*Task item*
Can you copy out the data exactly? Leave the images out.

[[ Available records open ]]

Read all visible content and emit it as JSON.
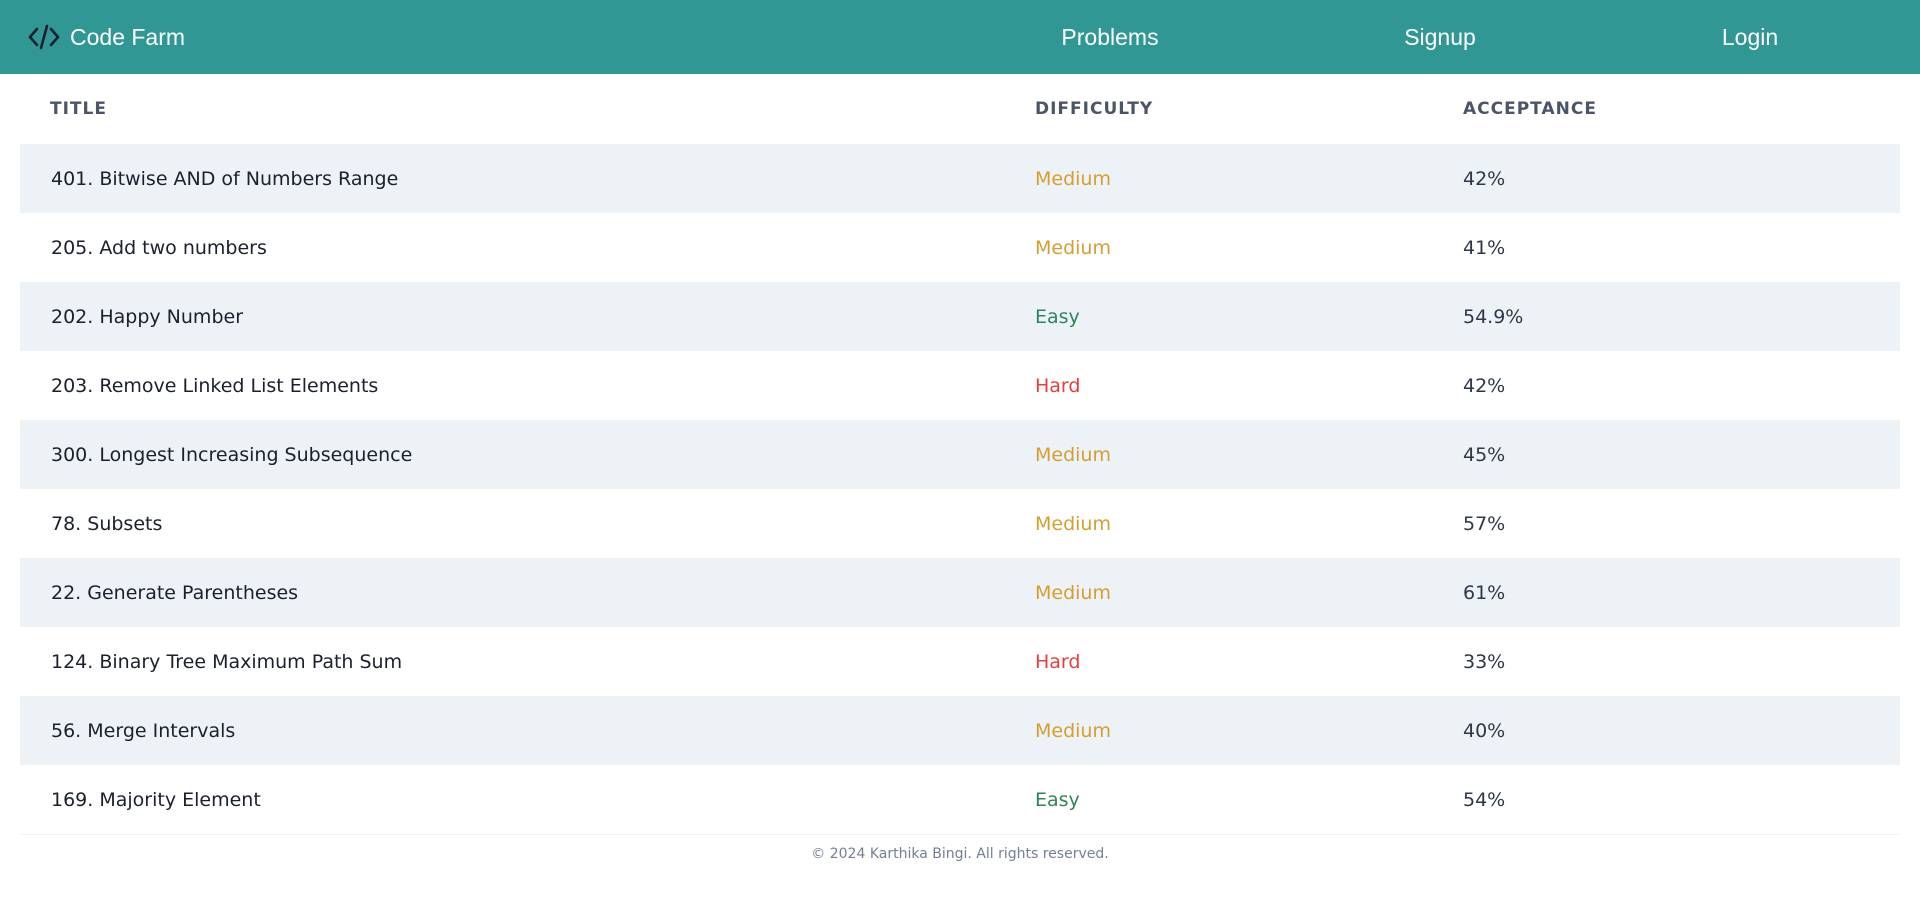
{
  "navbar": {
    "brand_icon": "code-icon",
    "brand_name": "Code Farm",
    "links": [
      "Problems",
      "Signup",
      "Login"
    ]
  },
  "table": {
    "headers": {
      "title": "Title",
      "difficulty": "Difficulty",
      "acceptance": "Acceptance"
    },
    "rows": [
      {
        "title": "401. Bitwise AND of Numbers Range",
        "difficulty": "Medium",
        "acceptance": "42%"
      },
      {
        "title": "205. Add two numbers",
        "difficulty": "Medium",
        "acceptance": "41%"
      },
      {
        "title": "202. Happy Number",
        "difficulty": "Easy",
        "acceptance": "54.9%"
      },
      {
        "title": "203. Remove Linked List Elements",
        "difficulty": "Hard",
        "acceptance": "42%"
      },
      {
        "title": "300. Longest Increasing Subsequence",
        "difficulty": "Medium",
        "acceptance": "45%"
      },
      {
        "title": "78. Subsets",
        "difficulty": "Medium",
        "acceptance": "57%"
      },
      {
        "title": "22. Generate Parentheses",
        "difficulty": "Medium",
        "acceptance": "61%"
      },
      {
        "title": "124. Binary Tree Maximum Path Sum",
        "difficulty": "Hard",
        "acceptance": "33%"
      },
      {
        "title": "56. Merge Intervals",
        "difficulty": "Medium",
        "acceptance": "40%"
      },
      {
        "title": "169. Majority Element",
        "difficulty": "Easy",
        "acceptance": "54%"
      }
    ]
  },
  "footer": {
    "text": "© 2024 Karthika Bingi. All rights reserved."
  },
  "colors": {
    "navbar": "#319795",
    "row_shade": "#edf2f7",
    "medium": "#d69e2e",
    "easy": "#2f855a",
    "hard": "#e53e3e"
  }
}
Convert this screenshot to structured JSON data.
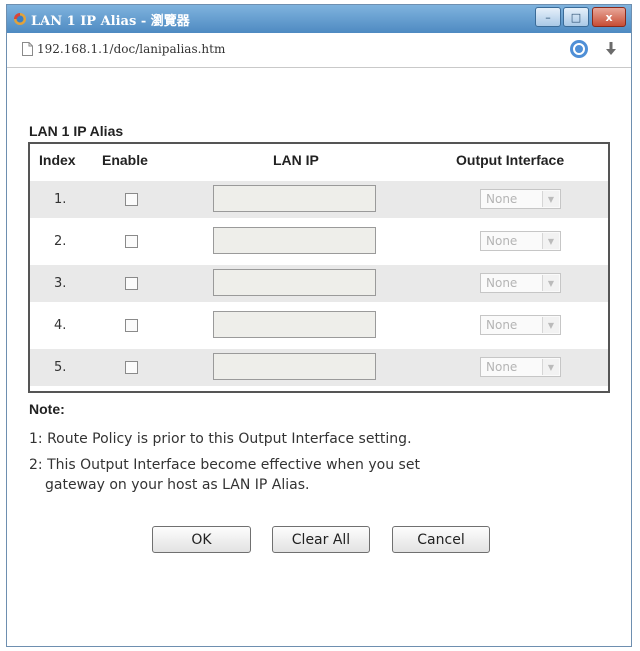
{
  "window": {
    "title": "LAN 1 IP Alias - 瀏覽器",
    "controls": {
      "minimize": "–",
      "maximize": "□",
      "close": "x"
    }
  },
  "address_bar": {
    "url": "192.168.1.1/doc/lanipalias.htm"
  },
  "section": {
    "title": "LAN 1 IP Alias"
  },
  "table": {
    "headers": {
      "index": "Index",
      "enable": "Enable",
      "lan_ip": "LAN IP",
      "output_interface": "Output Interface"
    },
    "rows": [
      {
        "index": "1.",
        "enabled": false,
        "lan_ip": "",
        "output_interface": "None"
      },
      {
        "index": "2.",
        "enabled": false,
        "lan_ip": "",
        "output_interface": "None"
      },
      {
        "index": "3.",
        "enabled": false,
        "lan_ip": "",
        "output_interface": "None"
      },
      {
        "index": "4.",
        "enabled": false,
        "lan_ip": "",
        "output_interface": "None"
      },
      {
        "index": "5.",
        "enabled": false,
        "lan_ip": "",
        "output_interface": "None"
      }
    ]
  },
  "notes": {
    "title": "Note:",
    "lines": [
      "1: Route Policy is prior to this Output Interface setting.",
      "2: This Output Interface become effective when you set",
      "gateway on your host as LAN IP Alias."
    ]
  },
  "buttons": {
    "ok": "OK",
    "clear_all": "Clear All",
    "cancel": "Cancel"
  },
  "colors": {
    "title_bar": "#4e8ac2",
    "row_shade": "#e9e9e9",
    "table_border": "#555555"
  }
}
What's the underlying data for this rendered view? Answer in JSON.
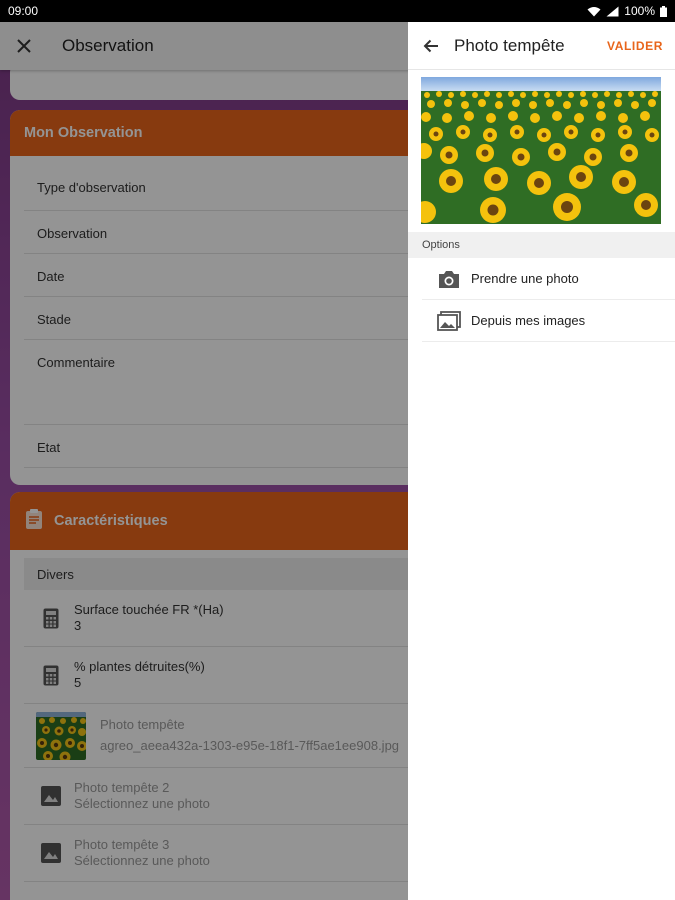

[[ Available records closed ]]

*Result for this exercise*
Read all visible content and emit it as JSON.
{
  "navbar": {
    "brand_icon": "code-icon",
    "brand_name": "Code Farm",
    "links": [
      "Problems",
      "Signup",
      "Login"
    ]
  },
  "table": {
    "headers": {
      "title": "Title",
      "difficulty": "Difficulty",
      "acceptance": "Acceptance"
    },
    "rows": [
      {
        "title": "401. Bitwise AND of Numbers Range",
        "difficulty": "Medium",
        "acceptance": "42%"
      },
      {
        "title": "205. Add two numbers",
        "difficulty": "Medium",
        "acceptance": "41%"
      },
      {
        "title": "202. Happy Number",
        "difficulty": "Easy",
        "acceptance": "54.9%"
      },
      {
        "title": "203. Remove Linked List Elements",
        "difficulty": "Hard",
        "acceptance": "42%"
      },
      {
        "title": "300. Longest Increasing Subsequence",
        "difficulty": "Medium",
        "acceptance": "45%"
      },
      {
        "title": "78. Subsets",
        "difficulty": "Medium",
        "acceptance": "57%"
      },
      {
        "title": "22. Generate Parentheses",
        "difficulty": "Medium",
        "acceptance": "61%"
      },
      {
        "title": "124. Binary Tree Maximum Path Sum",
        "difficulty": "Hard",
        "acceptance": "33%"
      },
      {
        "title": "56. Merge Intervals",
        "difficulty": "Medium",
        "acceptance": "40%"
      },
      {
        "title": "169. Majority Element",
        "difficulty": "Easy",
        "acceptance": "54%"
      }
    ]
  },
  "footer": {
    "text": "© 2024 Karthika Bingi. All rights reserved."
  },
  "colors": {
    "navbar": "#319795",
    "row_shade": "#edf2f7",
    "medium": "#d69e2e",
    "easy": "#2f855a",
    "hard": "#e53e3e"
  }
}
Convert this screenshot to structured JSON data.
{
  "window": {
    "title": "LAN 1 IP Alias - 瀏覽器",
    "controls": {
      "minimize": "–",
      "maximize": "□",
      "close": "x"
    }
  },
  "address_bar": {
    "url": "192.168.1.1/doc/lanipalias.htm"
  },
  "section": {
    "title": "LAN 1 IP Alias"
  },
  "table": {
    "headers": {
      "index": "Index",
      "enable": "Enable",
      "lan_ip": "LAN IP",
      "output_interface": "Output Interface"
    },
    "rows": [
      {
        "index": "1.",
        "enabled": false,
        "lan_ip": "",
        "output_interface": "None"
      },
      {
        "index": "2.",
        "enabled": false,
        "lan_ip": "",
        "output_interface": "None"
      },
      {
        "index": "3.",
        "enabled": false,
        "lan_ip": "",
        "output_interface": "None"
      },
      {
        "index": "4.",
        "enabled": false,
        "lan_ip": "",
        "output_interface": "None"
      },
      {
        "index": "5.",
        "enabled": false,
        "lan_ip": "",
        "output_interface": "None"
      }
    ]
  },
  "notes": {
    "title": "Note:",
    "lines": [
      "1: Route Policy is prior to this Output Interface setting.",
      "2: This Output Interface become effective when you set",
      "gateway on your host as LAN IP Alias."
    ]
  },
  "buttons": {
    "ok": "OK",
    "clear_all": "Clear All",
    "cancel": "Cancel"
  },
  "colors": {
    "title_bar": "#4e8ac2",
    "row_shade": "#e9e9e9",
    "table_border": "#555555"
  }
}
What's the underlying data for this rendered view? Answer in JSON.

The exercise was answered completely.